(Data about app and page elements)
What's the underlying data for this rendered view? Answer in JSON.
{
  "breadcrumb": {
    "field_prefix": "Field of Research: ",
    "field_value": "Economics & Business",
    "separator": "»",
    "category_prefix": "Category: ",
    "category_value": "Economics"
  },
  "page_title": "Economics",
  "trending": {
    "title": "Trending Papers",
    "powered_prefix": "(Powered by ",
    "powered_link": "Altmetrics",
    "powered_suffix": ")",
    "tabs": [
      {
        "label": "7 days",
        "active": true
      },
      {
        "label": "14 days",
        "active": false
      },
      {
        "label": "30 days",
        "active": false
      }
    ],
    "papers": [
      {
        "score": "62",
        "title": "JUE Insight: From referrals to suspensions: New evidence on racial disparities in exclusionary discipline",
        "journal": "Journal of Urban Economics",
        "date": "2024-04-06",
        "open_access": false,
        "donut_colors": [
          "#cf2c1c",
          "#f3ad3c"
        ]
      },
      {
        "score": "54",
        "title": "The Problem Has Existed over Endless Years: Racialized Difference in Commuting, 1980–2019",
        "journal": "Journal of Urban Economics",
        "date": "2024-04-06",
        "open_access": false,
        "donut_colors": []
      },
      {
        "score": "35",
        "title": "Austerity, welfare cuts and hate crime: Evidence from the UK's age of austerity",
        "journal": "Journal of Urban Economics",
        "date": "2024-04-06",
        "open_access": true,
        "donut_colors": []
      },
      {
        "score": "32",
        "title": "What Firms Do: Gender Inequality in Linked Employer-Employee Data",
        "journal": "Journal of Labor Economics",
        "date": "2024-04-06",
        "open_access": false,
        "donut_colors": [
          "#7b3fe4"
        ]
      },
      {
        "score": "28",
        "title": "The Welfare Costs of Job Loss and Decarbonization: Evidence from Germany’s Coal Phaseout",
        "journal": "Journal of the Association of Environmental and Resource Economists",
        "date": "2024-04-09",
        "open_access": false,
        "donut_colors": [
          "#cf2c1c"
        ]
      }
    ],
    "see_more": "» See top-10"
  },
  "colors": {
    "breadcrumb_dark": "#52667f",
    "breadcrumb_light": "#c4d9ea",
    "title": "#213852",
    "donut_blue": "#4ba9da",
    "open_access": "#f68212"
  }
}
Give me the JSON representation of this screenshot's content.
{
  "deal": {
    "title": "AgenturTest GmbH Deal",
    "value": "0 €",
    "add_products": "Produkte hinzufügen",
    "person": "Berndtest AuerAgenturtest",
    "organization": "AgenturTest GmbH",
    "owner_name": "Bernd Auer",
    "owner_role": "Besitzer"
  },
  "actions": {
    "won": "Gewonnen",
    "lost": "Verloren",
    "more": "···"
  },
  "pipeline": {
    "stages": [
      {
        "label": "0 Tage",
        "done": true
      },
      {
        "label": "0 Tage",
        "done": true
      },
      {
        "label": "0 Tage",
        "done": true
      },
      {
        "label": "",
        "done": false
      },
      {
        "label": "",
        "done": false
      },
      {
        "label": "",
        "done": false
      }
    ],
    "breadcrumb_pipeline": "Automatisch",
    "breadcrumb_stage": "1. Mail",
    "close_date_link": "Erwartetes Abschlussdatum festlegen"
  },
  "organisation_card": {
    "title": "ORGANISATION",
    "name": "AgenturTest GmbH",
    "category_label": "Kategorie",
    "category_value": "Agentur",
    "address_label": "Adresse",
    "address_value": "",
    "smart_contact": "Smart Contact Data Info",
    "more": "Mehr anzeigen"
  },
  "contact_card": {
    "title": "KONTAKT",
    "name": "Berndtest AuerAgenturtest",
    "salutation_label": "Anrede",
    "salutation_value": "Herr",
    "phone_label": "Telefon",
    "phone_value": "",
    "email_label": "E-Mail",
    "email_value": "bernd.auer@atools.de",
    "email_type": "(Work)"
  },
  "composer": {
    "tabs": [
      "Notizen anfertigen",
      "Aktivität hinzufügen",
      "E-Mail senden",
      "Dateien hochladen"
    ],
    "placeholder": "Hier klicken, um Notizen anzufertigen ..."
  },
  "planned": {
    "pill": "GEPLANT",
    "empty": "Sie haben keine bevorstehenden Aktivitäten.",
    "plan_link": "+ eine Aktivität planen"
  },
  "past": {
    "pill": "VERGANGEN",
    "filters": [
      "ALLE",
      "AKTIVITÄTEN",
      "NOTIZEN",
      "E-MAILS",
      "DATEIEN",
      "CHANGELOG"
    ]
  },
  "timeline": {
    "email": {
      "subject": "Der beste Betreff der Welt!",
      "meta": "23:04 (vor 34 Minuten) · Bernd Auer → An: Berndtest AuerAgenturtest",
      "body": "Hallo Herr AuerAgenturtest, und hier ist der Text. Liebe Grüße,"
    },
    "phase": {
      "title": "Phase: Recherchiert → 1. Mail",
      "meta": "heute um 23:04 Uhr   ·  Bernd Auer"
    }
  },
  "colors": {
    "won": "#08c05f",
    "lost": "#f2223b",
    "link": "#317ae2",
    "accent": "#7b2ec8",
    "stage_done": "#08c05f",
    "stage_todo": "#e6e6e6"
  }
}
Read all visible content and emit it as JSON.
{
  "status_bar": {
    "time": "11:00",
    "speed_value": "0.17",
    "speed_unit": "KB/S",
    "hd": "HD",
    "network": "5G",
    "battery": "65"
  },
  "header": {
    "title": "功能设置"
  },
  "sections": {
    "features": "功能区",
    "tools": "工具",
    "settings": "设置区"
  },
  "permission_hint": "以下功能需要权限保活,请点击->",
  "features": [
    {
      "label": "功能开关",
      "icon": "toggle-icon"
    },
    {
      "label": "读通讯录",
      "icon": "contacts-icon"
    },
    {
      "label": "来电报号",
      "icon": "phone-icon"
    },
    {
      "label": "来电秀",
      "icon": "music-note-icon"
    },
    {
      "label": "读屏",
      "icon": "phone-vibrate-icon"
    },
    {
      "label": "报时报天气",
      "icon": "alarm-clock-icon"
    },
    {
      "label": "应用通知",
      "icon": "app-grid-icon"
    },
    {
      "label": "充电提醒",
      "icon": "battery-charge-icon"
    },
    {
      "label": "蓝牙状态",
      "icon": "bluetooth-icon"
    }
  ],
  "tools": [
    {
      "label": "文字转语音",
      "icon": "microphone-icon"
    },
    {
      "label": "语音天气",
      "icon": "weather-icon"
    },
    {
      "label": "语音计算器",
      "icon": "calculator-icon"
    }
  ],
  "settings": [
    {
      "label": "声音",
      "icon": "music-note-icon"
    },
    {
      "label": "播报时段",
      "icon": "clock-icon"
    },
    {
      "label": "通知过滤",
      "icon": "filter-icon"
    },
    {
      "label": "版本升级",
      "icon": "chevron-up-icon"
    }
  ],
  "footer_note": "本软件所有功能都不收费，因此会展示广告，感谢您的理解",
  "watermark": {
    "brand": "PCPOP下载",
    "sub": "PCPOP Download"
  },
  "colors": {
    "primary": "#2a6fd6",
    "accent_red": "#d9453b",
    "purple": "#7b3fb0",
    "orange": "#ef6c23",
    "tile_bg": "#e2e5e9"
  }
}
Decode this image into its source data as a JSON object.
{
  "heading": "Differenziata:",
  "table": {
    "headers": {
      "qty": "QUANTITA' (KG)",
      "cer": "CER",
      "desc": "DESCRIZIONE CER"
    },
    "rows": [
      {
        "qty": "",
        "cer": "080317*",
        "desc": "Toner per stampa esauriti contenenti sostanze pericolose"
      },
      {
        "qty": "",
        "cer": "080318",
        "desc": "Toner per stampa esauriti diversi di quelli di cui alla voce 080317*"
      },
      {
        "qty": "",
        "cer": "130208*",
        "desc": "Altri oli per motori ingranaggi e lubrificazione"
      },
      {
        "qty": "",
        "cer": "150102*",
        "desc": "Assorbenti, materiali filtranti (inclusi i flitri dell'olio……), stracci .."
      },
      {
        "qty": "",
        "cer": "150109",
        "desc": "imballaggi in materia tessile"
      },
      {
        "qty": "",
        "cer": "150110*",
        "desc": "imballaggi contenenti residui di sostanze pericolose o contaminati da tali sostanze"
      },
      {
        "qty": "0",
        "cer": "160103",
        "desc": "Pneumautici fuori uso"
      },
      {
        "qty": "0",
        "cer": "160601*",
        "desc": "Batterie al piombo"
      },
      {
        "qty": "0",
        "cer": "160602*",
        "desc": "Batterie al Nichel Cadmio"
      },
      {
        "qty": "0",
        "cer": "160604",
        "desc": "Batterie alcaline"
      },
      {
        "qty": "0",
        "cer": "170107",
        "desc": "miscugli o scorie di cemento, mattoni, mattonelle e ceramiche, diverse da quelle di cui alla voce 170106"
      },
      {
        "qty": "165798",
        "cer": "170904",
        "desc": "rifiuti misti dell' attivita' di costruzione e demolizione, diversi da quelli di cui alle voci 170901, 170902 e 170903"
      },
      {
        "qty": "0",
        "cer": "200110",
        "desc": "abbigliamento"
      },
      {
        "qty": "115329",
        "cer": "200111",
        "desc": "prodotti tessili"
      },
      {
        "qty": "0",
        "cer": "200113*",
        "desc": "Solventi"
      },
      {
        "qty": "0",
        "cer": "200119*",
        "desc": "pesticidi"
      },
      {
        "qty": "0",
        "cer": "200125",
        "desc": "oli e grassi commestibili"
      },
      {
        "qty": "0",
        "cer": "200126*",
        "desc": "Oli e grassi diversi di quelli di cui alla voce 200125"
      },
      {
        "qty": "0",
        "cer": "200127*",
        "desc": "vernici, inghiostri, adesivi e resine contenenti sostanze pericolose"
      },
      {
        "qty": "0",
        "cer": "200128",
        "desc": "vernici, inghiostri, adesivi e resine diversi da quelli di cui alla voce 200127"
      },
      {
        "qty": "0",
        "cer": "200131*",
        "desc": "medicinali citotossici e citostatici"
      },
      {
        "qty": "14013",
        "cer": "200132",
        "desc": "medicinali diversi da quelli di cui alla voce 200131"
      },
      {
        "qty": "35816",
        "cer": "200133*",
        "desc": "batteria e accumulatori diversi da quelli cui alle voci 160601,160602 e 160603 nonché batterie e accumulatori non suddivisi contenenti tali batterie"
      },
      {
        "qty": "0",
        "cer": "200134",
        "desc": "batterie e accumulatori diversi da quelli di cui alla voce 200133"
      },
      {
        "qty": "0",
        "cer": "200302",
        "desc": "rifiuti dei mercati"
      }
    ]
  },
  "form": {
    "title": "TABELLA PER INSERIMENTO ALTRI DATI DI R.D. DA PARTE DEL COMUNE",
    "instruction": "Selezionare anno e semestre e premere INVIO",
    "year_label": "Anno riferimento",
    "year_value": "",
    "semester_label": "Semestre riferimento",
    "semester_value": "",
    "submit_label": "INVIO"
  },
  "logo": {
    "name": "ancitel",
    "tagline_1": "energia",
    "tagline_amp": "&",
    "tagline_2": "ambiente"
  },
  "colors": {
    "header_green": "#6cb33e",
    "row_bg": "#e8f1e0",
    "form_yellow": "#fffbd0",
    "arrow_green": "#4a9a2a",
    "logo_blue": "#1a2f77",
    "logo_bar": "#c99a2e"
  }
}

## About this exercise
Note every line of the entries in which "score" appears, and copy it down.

## Your solution
        "score": "62",
        "score": "54",
        "score": "35",
        "score": "32",
        "score": "28",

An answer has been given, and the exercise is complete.